* _DATASET EXCERPTS_:
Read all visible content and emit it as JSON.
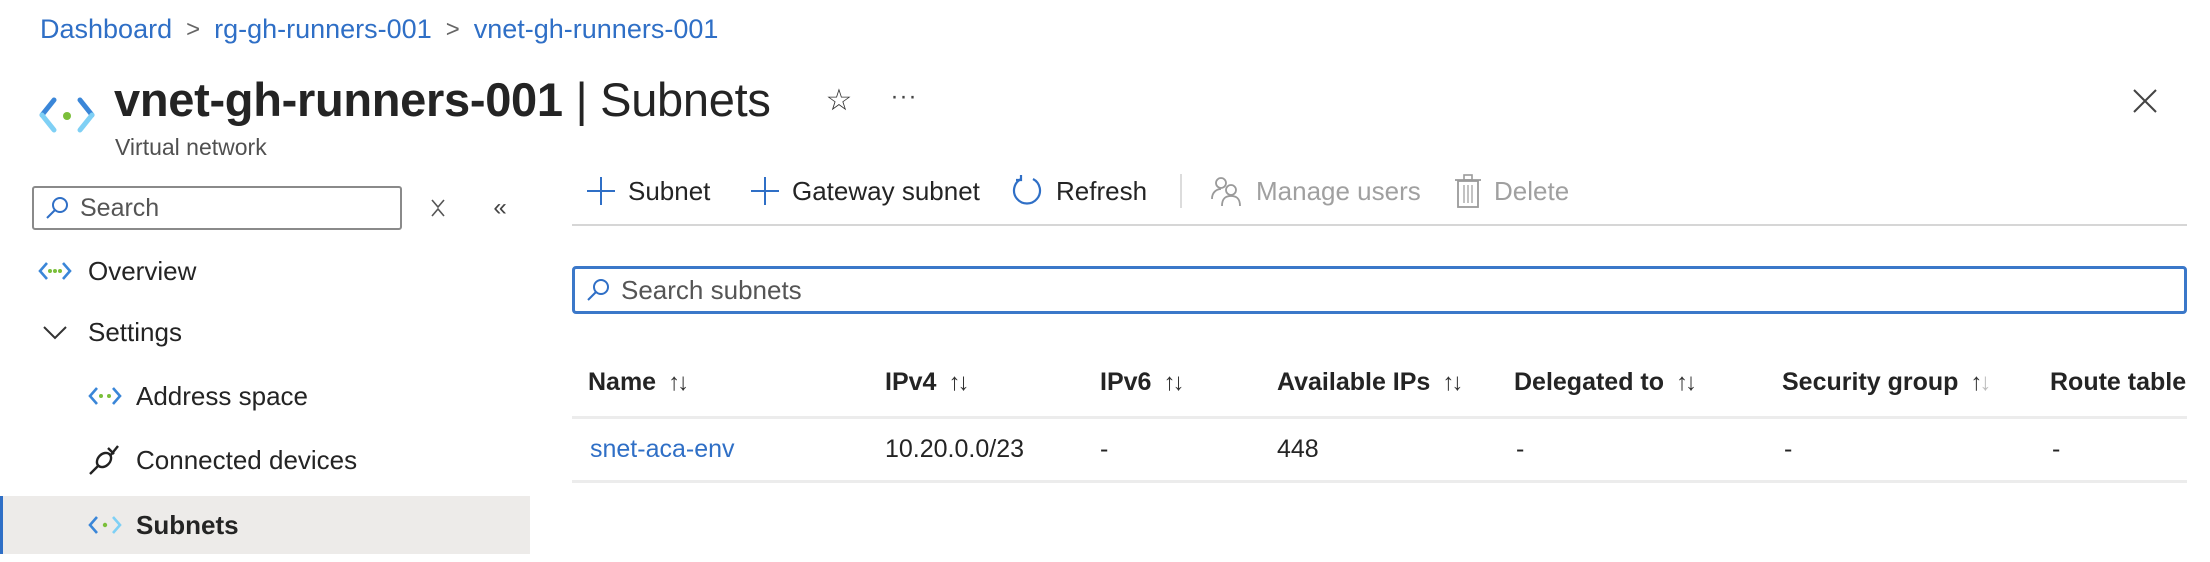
{
  "breadcrumb": {
    "items": [
      "Dashboard",
      "rg-gh-runners-001",
      "vnet-gh-runners-001"
    ],
    "separator": ">"
  },
  "header": {
    "resource_name": "vnet-gh-runners-001",
    "divider": "|",
    "blade_name": "Subnets",
    "subtitle": "Virtual network",
    "favorite_icon": "star-icon",
    "more_icon": "ellipsis-icon",
    "more_label": "···",
    "close_icon": "close-icon"
  },
  "sidebar": {
    "search_placeholder": "Search",
    "collapse_label": "«",
    "items": [
      {
        "label": "Overview",
        "icon": "vnet-icon",
        "level": 0,
        "selected": false
      },
      {
        "label": "Settings",
        "icon": "chevron-down-icon",
        "level": 0,
        "selected": false,
        "expanded": true
      },
      {
        "label": "Address space",
        "icon": "vnet-icon",
        "level": 1,
        "selected": false
      },
      {
        "label": "Connected devices",
        "icon": "plug-icon",
        "level": 1,
        "selected": false
      },
      {
        "label": "Subnets",
        "icon": "vnet-icon",
        "level": 1,
        "selected": true
      }
    ]
  },
  "toolbar": {
    "add_subnet": "Subnet",
    "add_gateway_subnet": "Gateway subnet",
    "refresh": "Refresh",
    "manage_users": "Manage users",
    "delete": "Delete"
  },
  "subnet_search": {
    "placeholder": "Search subnets",
    "value": ""
  },
  "table": {
    "columns": [
      {
        "label": "Name",
        "sortable": true
      },
      {
        "label": "IPv4",
        "sortable": true
      },
      {
        "label": "IPv6",
        "sortable": true
      },
      {
        "label": "Available IPs",
        "sortable": true
      },
      {
        "label": "Delegated to",
        "sortable": true
      },
      {
        "label": "Security group",
        "sortable": true,
        "sort_state": "ascending"
      },
      {
        "label": "Route table",
        "sortable": false
      }
    ],
    "sort_glyph_up": "↑",
    "sort_glyph_down": "↓",
    "rows": [
      [
        "snet-aca-env",
        "10.20.0.0/23",
        "-",
        "448",
        "-",
        "-",
        "-"
      ]
    ]
  },
  "colors": {
    "accent": "#2f6fc6",
    "selected_nav_bg": "#edebe9",
    "disabled_text": "#a0a0a0",
    "focus_border": "#3b78c9"
  }
}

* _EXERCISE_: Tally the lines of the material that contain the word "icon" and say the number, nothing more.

* _SOLVED PROBLEM_: 8